  • Kleisthaus in the heart of the city is home to the offices of the Federal Government Commissioner for Matters relating to Persons with Disabilities.  Over the recent years, this heritage building has developed into an accessible location for performances, readings or exhibitions of disabled and non-disabled artists.
  • The German Historical Museum (DHM), which presents German history in a European context, is accessible for wheelchair users.
  • At the Museum for Natural History, there is step-free access via a wheelchair lift to the exhibition hall showing the world’s largest dinosaur skeleton and an original T-Rex skeleton. 
  • For visitors who are deaf or hard of hearing, the Jewish Museum offers tours in sign language.
  • The wheelchair accessible Museum of Musical Instruments takes you across 500 years of the history of music.
  • As Germany’s main Holocaust Memorial, the Memorial to the Murdered Jews of Europe commemorates the millions of Jewish victims of the Nazi regime. People with limited mobility can take the elevator to the subterranean Information Centre. The permanent exhibition there documents the persecution and destruction of European Jewry as well as the historic sites of the Nazi crimes.
  • The Berlin Wall Memorial at Bernauer Straße is wheelchair accessible.
  • The Topography of Terror exhibition recalls those killed under the Nazi’s euthanasia policies during the Second World War. The webpage also has information in simple language and sign language.
  • The Berlin-Brandenburg Model Park offers a comprehensive overview of Berlin’s sights in miniature. The names of the exhibits are also given  in Braille.
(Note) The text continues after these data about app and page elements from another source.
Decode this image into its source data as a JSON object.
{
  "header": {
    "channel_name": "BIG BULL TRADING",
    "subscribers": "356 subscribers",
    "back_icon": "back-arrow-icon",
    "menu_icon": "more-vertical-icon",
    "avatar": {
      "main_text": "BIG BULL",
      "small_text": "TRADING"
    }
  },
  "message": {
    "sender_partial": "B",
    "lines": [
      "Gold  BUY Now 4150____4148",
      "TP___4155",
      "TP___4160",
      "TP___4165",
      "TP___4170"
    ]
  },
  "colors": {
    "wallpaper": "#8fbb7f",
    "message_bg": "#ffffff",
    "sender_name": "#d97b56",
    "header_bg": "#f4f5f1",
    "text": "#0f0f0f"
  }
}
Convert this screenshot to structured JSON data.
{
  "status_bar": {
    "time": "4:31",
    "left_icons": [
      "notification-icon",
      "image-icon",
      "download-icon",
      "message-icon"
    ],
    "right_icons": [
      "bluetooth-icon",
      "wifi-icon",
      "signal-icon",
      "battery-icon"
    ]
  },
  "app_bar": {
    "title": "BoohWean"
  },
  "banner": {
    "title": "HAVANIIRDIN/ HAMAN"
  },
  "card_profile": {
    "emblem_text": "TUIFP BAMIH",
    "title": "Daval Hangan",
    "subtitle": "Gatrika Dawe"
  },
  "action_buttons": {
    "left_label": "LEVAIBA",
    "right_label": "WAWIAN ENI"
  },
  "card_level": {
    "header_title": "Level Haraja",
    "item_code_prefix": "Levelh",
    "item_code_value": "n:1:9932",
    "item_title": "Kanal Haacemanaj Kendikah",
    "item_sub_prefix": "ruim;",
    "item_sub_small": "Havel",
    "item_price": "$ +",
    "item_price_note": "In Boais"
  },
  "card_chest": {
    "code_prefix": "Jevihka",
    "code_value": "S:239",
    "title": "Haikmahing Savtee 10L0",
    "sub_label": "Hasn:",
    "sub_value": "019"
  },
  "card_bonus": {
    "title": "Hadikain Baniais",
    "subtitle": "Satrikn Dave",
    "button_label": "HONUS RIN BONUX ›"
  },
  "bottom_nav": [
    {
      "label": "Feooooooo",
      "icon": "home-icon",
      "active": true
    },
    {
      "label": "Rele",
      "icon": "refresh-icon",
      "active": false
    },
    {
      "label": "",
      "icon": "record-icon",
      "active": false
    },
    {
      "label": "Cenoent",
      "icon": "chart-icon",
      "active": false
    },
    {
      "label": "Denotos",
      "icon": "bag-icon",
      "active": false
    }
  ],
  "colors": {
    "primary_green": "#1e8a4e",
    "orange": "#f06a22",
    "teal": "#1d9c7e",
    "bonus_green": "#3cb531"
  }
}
The entire site is designed as accessible and has wheelchair accessible toilet facilities.
  • Several times a year, the Bauhaus Archiv offers accessible tours for people who are blind or partially sighted.
  • The me Collectors Room, a private collection owned by the Olbricht family, is also accessible for wheelchair users and people with limited mobility.

 

The following museums and arts venues are not (yet) evaluated under the Tourism for All scheme, but are suitable for wheelchair users.

  • The Philharmonie Berlin: Wheelchair accessible
  • Berliner Ensemble Theatre: Wheelchair spaces
  • Deutsche Oper – Opera House: Wheelchair spaces
  • Staatsoper Berlin – Opera House Wheelchair spaces
  • Komische Oper Berlin - Opera House: Wheelchair spaces
  • Friedrichstadt-Palast: Wheelchair accessible
  • Wintergarten Varieté Theatre: Wheelchair accessible